Problem details:
The answer must be one number: the count of lines in the data below that include "your".

Record excerpts:
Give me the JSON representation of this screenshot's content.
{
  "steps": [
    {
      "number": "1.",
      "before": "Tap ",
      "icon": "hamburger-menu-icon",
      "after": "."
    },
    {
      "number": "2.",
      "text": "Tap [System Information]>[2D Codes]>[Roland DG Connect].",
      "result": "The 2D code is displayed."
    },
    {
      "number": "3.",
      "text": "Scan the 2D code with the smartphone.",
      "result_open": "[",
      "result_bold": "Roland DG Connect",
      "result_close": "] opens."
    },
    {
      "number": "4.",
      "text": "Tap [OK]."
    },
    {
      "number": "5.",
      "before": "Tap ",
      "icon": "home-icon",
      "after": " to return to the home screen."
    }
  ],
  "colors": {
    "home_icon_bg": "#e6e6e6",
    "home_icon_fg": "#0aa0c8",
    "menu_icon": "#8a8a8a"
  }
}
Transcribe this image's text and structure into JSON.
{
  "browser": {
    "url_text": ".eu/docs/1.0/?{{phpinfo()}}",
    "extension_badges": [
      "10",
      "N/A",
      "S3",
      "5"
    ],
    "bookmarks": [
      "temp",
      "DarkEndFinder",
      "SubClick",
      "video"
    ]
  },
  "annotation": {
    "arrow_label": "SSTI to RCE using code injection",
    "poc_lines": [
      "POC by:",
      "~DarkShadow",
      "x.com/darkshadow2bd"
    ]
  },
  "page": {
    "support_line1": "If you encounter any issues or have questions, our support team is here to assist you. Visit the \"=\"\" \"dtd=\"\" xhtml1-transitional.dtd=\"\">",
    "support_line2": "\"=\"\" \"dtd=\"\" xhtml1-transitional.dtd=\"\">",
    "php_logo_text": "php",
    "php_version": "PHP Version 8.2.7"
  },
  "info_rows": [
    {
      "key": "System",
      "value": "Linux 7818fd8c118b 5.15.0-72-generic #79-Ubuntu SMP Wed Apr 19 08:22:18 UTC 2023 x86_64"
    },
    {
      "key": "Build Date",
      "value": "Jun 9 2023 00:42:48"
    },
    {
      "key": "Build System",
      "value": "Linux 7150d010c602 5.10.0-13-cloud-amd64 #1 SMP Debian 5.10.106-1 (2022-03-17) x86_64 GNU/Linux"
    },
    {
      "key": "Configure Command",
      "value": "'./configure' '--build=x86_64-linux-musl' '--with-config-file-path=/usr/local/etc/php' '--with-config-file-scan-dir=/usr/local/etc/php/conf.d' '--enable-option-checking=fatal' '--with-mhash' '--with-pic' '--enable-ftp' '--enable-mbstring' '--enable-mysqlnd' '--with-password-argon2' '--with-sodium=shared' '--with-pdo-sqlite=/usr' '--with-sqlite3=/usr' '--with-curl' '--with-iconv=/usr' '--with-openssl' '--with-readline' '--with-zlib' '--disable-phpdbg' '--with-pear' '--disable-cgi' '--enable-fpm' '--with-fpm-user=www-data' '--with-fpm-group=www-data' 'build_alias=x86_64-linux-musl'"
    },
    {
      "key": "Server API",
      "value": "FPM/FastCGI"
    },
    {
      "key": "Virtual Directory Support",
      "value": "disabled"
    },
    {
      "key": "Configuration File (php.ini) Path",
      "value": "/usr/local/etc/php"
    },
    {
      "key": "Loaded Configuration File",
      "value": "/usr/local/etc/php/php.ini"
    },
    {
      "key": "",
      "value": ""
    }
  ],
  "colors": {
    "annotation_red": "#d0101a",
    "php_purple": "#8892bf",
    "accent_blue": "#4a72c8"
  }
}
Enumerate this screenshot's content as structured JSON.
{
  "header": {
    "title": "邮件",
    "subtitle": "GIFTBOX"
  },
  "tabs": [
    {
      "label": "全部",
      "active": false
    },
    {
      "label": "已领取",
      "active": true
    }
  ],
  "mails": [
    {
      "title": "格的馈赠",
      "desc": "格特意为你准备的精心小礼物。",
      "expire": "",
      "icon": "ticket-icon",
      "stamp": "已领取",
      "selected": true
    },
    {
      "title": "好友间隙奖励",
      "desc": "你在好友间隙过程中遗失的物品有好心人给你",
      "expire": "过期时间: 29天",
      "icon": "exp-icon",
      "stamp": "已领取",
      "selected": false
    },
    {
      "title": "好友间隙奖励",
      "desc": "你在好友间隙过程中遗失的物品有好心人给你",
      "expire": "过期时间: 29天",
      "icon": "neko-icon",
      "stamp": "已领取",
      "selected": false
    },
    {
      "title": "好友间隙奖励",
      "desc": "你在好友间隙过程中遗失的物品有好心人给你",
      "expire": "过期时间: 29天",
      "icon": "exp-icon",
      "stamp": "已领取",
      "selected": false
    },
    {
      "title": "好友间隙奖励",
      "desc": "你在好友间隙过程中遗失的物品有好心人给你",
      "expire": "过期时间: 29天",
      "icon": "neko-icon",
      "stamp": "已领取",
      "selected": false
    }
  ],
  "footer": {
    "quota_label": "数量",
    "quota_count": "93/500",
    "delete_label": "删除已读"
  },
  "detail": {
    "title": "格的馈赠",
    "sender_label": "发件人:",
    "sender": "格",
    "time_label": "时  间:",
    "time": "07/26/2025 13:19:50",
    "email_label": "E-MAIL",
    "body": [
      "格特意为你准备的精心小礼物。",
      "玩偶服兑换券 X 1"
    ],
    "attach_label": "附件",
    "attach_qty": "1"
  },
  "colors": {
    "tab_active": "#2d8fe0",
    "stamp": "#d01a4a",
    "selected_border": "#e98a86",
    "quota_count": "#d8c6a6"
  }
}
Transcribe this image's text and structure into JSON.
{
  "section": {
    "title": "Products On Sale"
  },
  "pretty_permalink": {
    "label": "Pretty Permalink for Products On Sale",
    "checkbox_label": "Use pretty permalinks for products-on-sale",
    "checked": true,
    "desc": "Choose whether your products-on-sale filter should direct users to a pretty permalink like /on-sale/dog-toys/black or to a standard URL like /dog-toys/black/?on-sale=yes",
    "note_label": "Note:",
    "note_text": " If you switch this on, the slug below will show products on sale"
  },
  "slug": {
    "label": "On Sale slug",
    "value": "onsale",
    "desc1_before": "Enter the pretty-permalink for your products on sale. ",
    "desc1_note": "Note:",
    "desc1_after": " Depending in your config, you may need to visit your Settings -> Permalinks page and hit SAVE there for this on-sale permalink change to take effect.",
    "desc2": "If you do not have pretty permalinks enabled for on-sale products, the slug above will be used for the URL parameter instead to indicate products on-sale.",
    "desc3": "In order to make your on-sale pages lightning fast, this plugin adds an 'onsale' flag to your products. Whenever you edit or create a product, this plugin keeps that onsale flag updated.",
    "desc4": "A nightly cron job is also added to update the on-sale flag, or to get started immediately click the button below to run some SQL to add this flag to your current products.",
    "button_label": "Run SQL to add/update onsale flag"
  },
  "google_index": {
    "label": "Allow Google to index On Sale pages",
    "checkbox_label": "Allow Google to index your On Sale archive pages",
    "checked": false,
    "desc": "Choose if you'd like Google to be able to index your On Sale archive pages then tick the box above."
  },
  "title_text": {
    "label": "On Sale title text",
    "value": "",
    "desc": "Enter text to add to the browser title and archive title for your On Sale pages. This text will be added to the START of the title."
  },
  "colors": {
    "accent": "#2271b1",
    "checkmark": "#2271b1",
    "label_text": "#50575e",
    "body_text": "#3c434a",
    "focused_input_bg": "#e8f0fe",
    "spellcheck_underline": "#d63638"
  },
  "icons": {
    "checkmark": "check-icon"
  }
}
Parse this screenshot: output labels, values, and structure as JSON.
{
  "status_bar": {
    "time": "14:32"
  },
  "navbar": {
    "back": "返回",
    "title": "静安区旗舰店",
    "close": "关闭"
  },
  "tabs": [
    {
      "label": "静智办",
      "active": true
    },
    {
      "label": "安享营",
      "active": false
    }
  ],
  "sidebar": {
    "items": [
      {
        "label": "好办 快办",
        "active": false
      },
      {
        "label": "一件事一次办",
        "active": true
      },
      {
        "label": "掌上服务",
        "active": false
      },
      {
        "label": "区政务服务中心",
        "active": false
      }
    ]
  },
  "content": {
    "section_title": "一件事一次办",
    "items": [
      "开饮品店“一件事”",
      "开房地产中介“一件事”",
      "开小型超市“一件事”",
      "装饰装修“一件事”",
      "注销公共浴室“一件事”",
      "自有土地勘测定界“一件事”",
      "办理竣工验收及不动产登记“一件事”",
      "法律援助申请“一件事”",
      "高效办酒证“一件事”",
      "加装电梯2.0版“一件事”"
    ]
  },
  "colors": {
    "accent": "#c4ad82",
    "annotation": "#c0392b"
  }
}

Answer box:
8